As a seasoned data analyst with deep political campaign experience, John Thuma loves to follow the data around elections. With midterm elections just around the corner, the ability to crunch voter data has never been more important. It’s big money. The final price tag for the 2016 election is in: $6.5 billion for the presidential and congressional elections combined, according to campaign finance watchdog

There is also more data than ever, as social media plays an increasingly critical role in voter and donator influence. The use cases are endless. The names may be different, but the goals are the same:

  • Channel optimization: Tracking voter online and offline behaviors is all about delivering the right message to the right people at the right time. This impacts everything from handshaking and texting to social media and television ads.
  • A voice to the voiceless: Social media offers a sense of belonging and inclusion. The volume of social media provides the perception that makes even the most extreme positions seem mainstream.
  • Advanced targeting: Ads for donations push people who normally do not donate money to campaigns to open up their wallets. Campaigns leverage deep-rooted psychoanalytics to emotionally trigger people to act.

People who run for office are nothing more than products that expire on election day. Much like how a recommendation engine influences you to purchase a product, election campaigns persuade you to vote and to donate. And every member of the voting public is like an oil well with tons of sensor data being emitted and analyzed in real time. Through the use of real-time streaming technologies like Kafka and modern BI platforms, it’s easy to leverage high-speed data to change a candidate’s position—even if they don’t agree with it—if only to get more votes. Helping them do this as an analytics professional can make you feel dirty.

This is not just a data velocity opportunity; it’s also a data scale and complexity matter. Being able to capture, analyze, and deliver information requires modern data infrastructure as well as a different kind of business intelligence. Elections and campaigns cannot wait for a star schema or a semantic layer to be completed. They need tools that enable them to act fast, on both a national and the street level. They need to be able to rapidly merge disparate data in order to capitalize on your emotional vulnerabilities.

There are many similarities between the business world and political campaigns:

  • Measuring your data heartbeat: Being able to measure the heartbeat of your business is now possible through real-time analytics.
  • Analyzing the voice of the customer: Your customers are speaking to you all the time. Are you listening?
  • Being nimble and being disruptive: Understanding what messages resonate and generate revenue is what matters. It’s no longer “fire and forget” marketing. It’s about changing direction on a dime.
  • Exploring your data and alternative data: Today it takes more than just the data in your shop to be successful. You need to look at other data like weather, social media, and demographics to see unknown correlations and behaviors.

Join John to learn how campaigns use analytics to achieve their mission and explore the technologies they use to address their big data challenges.
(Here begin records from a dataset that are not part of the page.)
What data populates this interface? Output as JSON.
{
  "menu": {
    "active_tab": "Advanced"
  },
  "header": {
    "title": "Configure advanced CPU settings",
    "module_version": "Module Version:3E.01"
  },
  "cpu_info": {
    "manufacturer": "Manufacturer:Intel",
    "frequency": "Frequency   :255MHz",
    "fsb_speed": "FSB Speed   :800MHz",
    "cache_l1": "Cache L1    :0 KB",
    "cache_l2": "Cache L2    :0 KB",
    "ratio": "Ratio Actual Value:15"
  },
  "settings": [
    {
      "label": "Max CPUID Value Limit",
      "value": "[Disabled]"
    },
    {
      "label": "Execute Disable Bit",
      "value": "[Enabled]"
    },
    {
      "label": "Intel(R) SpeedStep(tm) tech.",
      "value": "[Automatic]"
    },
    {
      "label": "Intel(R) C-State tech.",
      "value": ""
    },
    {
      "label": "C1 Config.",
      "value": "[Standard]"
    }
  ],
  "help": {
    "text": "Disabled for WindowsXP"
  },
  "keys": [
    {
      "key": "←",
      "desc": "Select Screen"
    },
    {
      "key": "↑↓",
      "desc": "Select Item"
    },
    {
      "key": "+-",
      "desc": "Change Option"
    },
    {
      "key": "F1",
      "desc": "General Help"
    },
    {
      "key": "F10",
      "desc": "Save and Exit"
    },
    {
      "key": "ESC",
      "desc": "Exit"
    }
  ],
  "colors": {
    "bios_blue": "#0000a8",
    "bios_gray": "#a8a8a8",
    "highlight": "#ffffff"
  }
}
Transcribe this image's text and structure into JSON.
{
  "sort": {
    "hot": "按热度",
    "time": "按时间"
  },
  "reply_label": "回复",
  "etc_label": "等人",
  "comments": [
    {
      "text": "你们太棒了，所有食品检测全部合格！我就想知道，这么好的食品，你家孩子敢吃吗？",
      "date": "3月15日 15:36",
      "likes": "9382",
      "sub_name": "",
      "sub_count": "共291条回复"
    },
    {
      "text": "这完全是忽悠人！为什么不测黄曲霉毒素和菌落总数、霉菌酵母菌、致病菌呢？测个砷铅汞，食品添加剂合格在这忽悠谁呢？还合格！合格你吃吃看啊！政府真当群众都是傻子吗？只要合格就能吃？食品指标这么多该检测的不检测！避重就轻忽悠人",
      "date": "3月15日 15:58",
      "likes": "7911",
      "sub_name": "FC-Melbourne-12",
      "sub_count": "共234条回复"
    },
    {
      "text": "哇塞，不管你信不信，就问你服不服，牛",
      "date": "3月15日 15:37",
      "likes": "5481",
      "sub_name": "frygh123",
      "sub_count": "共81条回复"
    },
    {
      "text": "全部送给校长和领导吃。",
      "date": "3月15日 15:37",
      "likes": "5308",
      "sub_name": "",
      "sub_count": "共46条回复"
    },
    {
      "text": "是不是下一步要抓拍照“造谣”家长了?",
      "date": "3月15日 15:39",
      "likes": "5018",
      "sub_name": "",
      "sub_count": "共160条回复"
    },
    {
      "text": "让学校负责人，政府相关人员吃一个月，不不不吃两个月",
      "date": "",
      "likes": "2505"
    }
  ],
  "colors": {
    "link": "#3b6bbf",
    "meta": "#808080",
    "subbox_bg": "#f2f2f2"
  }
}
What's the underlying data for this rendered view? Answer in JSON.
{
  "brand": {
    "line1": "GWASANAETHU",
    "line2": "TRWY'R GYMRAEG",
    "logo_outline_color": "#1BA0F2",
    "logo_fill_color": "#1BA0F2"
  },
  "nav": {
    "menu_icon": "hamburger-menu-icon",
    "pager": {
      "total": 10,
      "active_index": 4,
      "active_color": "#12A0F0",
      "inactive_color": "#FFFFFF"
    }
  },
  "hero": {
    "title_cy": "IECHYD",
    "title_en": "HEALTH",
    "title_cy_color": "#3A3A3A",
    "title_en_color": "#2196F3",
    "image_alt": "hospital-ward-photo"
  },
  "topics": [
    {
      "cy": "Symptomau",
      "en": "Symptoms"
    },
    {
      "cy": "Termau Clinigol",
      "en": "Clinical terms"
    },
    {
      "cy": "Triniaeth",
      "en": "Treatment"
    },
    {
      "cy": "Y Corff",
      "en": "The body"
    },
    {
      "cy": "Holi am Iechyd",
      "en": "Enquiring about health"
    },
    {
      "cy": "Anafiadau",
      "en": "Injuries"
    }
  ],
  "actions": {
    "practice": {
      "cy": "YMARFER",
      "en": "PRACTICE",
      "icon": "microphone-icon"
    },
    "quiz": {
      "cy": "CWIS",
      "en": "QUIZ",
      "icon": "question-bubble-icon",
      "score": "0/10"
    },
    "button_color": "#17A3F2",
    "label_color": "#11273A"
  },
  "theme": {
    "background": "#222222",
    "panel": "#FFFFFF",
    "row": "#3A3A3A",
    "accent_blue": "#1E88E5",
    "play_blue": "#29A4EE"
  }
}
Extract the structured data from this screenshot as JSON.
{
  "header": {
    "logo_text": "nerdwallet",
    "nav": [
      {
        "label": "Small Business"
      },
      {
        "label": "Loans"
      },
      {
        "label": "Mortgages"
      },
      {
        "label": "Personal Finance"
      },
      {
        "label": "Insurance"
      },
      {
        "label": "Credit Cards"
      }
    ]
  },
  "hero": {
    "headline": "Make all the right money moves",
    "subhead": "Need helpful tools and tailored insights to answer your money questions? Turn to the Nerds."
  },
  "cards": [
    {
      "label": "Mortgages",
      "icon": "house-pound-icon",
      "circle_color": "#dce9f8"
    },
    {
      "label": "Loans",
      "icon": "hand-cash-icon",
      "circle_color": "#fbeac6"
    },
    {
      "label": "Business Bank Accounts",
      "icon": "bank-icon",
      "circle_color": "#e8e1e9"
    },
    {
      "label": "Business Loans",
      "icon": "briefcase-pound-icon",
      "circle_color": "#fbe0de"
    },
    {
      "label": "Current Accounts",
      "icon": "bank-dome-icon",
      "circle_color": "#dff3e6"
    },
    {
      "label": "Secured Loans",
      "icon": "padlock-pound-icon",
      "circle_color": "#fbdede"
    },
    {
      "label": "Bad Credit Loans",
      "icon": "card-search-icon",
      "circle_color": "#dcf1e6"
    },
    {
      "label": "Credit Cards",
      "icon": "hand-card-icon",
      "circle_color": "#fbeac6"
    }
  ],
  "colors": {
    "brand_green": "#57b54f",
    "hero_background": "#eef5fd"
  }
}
Along the way, John shares the moral and ethical challenges he faced (soap, lots of soap) and the lessons he learned from politics (without the slime).

Photo of John Thuma

John Thuma

Arcadia Data

John Thuma is director of marketing data at Arcadia Data, where he assists clients in developing solutions that have measurable business impact. With 25 years of field experience, John has developed solutions for multiple vertical industries, including banking and financial services, retail, life sciences, and others.